Features in the cellar, including rose-headed nails, timbers, and recycled wood that may have been a pantry shelf, indicate the basic structure of the house is unchanged since the mid-1700s.
In the living room, a staircase door dates from 18th century, and the original hinges with leather washers are evidence it has never been removed since the Tompsons' time.
Excerpt of 1856 map of South Berwick Village
A son of Parson Tompson's eldest son William, John Goodwin Thompson, born in Standish on May 12, 1799, returned to South Berwick as a young man and became a leading citizen. The John G. Thompson house is still a private home at 229 Main Street in downtown South Berwick. His nearby bookstore opened in 1825 next door to the South Berwick Bank where Edward Hayman was employed.

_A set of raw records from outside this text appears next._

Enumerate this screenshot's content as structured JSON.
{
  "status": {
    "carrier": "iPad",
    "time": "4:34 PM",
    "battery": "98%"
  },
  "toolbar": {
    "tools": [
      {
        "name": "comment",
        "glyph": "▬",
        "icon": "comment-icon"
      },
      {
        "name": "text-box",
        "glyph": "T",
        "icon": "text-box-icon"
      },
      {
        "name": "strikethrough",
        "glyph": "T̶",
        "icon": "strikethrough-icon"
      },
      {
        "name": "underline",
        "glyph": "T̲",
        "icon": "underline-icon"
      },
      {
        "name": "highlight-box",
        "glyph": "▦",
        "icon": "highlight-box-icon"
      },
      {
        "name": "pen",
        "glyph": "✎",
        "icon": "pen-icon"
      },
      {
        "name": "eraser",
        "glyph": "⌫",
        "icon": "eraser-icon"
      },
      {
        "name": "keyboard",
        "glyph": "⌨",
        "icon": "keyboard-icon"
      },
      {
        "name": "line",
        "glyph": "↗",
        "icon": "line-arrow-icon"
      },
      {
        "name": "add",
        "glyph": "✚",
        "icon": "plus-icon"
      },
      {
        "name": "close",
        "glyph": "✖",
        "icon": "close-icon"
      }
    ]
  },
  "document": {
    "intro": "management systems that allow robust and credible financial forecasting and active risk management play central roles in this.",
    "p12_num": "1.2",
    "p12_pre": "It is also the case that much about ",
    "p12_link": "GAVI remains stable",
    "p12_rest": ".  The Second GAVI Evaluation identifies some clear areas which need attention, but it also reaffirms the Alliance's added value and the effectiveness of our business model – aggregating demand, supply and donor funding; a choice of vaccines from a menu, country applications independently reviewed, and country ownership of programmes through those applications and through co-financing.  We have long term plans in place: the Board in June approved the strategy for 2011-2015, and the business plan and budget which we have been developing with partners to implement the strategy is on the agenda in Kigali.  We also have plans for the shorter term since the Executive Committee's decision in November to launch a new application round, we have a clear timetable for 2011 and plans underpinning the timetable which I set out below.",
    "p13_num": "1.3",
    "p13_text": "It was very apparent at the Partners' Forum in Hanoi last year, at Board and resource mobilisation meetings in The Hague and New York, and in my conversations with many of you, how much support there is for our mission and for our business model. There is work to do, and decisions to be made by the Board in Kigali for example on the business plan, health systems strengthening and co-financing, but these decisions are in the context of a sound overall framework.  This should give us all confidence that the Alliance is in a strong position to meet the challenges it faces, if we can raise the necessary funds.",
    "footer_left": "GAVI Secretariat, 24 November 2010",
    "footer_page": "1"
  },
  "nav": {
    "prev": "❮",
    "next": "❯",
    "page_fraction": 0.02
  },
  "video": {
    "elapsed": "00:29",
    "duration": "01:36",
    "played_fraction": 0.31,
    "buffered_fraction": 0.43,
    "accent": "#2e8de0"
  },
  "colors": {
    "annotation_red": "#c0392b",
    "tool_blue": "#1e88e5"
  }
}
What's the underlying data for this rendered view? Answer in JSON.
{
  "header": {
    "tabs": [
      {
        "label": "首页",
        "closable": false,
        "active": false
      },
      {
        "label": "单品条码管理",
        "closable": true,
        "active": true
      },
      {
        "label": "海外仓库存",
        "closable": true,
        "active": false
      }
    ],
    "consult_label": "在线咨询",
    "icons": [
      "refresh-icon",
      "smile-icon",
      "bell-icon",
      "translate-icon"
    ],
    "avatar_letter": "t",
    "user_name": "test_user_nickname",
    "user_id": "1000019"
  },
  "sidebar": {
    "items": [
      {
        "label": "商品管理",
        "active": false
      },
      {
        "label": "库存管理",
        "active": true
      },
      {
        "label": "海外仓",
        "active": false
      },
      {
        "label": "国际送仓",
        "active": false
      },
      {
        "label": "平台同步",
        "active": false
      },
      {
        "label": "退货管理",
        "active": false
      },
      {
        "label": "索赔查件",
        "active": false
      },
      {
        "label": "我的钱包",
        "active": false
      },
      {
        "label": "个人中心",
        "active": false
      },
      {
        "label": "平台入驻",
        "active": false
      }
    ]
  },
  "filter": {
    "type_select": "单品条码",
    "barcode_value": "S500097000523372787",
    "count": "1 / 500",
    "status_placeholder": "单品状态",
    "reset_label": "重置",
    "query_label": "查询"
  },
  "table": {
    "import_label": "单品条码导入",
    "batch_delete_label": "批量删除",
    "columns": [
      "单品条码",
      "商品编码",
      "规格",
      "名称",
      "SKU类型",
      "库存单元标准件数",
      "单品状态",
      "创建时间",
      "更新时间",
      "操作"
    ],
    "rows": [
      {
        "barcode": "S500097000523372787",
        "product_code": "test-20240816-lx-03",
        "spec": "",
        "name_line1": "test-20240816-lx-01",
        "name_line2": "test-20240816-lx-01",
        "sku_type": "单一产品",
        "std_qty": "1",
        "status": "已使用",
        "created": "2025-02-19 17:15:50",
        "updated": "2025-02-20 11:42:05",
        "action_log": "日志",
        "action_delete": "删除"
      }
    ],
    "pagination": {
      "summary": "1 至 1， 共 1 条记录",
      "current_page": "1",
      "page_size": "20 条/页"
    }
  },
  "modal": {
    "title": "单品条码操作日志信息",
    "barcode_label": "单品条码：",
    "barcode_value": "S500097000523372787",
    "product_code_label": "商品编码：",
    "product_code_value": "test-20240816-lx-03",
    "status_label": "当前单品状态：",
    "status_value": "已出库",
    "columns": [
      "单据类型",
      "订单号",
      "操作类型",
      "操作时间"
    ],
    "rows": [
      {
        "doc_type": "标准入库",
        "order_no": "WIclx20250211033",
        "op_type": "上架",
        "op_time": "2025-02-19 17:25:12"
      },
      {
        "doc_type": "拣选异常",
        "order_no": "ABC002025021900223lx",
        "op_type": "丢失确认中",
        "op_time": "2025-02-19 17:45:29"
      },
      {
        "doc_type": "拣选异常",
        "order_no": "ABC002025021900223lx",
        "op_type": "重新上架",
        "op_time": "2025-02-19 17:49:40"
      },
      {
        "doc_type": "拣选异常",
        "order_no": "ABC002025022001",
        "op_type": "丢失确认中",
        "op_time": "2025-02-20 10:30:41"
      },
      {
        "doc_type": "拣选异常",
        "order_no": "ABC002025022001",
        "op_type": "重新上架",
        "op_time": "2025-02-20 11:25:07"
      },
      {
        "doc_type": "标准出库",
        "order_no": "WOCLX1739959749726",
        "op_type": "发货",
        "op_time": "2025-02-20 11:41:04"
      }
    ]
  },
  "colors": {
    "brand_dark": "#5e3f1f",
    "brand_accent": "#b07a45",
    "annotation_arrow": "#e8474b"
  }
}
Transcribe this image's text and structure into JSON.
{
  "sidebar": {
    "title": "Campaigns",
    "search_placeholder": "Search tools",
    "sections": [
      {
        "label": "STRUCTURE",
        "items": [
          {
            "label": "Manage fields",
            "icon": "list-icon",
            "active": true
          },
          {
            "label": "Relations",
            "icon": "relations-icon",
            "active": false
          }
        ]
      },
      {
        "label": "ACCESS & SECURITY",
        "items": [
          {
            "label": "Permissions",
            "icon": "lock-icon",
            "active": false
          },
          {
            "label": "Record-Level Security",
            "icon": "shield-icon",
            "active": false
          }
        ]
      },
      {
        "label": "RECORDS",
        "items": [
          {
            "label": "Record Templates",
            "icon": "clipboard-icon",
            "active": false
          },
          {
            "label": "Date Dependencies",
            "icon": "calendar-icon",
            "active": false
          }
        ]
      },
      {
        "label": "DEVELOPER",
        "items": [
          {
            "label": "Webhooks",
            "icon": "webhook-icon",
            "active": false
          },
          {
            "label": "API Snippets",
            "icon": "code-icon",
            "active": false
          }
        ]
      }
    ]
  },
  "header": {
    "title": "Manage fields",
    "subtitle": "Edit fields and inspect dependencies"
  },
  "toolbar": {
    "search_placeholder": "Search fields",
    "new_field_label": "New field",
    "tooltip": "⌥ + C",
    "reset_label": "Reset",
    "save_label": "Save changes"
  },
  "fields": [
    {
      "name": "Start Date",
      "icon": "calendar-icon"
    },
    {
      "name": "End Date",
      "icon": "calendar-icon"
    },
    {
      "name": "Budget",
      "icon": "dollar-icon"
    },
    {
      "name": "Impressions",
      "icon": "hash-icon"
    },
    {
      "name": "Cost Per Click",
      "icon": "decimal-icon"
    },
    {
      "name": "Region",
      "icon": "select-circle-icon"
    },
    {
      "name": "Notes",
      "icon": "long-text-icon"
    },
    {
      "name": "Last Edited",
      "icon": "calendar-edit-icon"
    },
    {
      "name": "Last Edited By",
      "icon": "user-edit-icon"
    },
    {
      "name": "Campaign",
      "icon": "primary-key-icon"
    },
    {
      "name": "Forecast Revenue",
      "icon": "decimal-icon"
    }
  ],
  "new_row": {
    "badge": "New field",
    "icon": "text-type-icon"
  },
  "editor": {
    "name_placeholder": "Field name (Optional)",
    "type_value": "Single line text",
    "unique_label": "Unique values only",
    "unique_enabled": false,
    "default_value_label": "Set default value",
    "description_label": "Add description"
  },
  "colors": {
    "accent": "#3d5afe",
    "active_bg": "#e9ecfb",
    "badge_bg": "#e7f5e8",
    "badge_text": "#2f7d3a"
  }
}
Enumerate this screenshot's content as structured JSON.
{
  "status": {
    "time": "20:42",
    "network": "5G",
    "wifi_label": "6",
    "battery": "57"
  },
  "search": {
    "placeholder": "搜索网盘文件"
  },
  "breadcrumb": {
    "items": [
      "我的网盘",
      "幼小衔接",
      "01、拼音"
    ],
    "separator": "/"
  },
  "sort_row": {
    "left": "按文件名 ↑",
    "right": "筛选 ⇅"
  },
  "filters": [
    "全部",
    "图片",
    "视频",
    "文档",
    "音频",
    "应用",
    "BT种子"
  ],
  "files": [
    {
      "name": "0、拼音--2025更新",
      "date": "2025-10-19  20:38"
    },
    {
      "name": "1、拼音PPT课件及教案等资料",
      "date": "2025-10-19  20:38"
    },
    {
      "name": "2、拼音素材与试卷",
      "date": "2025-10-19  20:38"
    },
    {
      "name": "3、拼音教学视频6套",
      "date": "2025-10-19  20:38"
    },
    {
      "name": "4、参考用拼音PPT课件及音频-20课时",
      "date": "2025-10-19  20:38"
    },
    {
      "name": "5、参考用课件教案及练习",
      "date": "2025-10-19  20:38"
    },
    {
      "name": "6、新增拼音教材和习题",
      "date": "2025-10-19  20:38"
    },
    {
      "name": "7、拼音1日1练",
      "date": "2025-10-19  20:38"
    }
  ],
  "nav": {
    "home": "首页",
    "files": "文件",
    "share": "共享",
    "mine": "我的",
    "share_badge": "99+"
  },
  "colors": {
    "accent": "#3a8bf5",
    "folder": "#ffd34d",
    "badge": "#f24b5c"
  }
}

John G. Thompson married Olive Elizabeth Goodwin (c. 1803-1864), daughter of Ichabod Goodwin and his aunt, Anna Tompson Goodwin, on February 20, 1827. Their children included Anna Sara (1828-1864), William (b. 1829), Mary Goodwin (1832-1902), Martha Fairfield (1833-1833), John Goodwin (b. 1834), Charles Hayman (b. 1836), and an infant (1839-1839).
The book and stationery store of John G. Tompson, Rev. Tompson's grandson, second from the left in this photo, stood until the 1960s near the later location of the P. Gagnon building and the Central School driveway on Main Street, South Berwick. In the early 1800s, Edward P. Hayman, Rev. Tompson's son-in-law, ran the old bank, far left. The parson's son, William A. Tompson, lived in the second house from the right, near the later location of South Berwick Town Hall. At the time of this photo, taken in the late 1800s probably just after John G. Tompson's death, his son William was running the bookstore, which he continued into the 20th century.
The Tompson book business, probably affiliated with Berwick Academy as the leading academic institution, seems to have operated continuously there until, in 1872, about the time of John G. Thompson's death, his son William took over and ran it into the 20th century. It was torn down in the 1960s. It probably had been one of the longest-running businesses in the history of the town.
(Summary by Wendy Pirsig from archives of the Counting House Museum, with architectural analysis by Thomas B. Johnson and research by Norma Keim. Sources include: Family records of Ralph Thompson; The Old Academy on the Hill, by Marie Donahue; Records of First and Second Churches of Berwick; Lives of Consequence by Patricia Q. Wall; John Frost's Cemetery Guide; “Celebrating Three Hundred Years: The First Parish Federated Church” by Paul F. Colburn; “The First Permanent Settlement in Maine” by Everett S. Stackpole, 1926; Vital Records of Berwick, South Berwick and North Berwick; and local maps from the Old Berwick Historical Society archives. Updated December 2020.)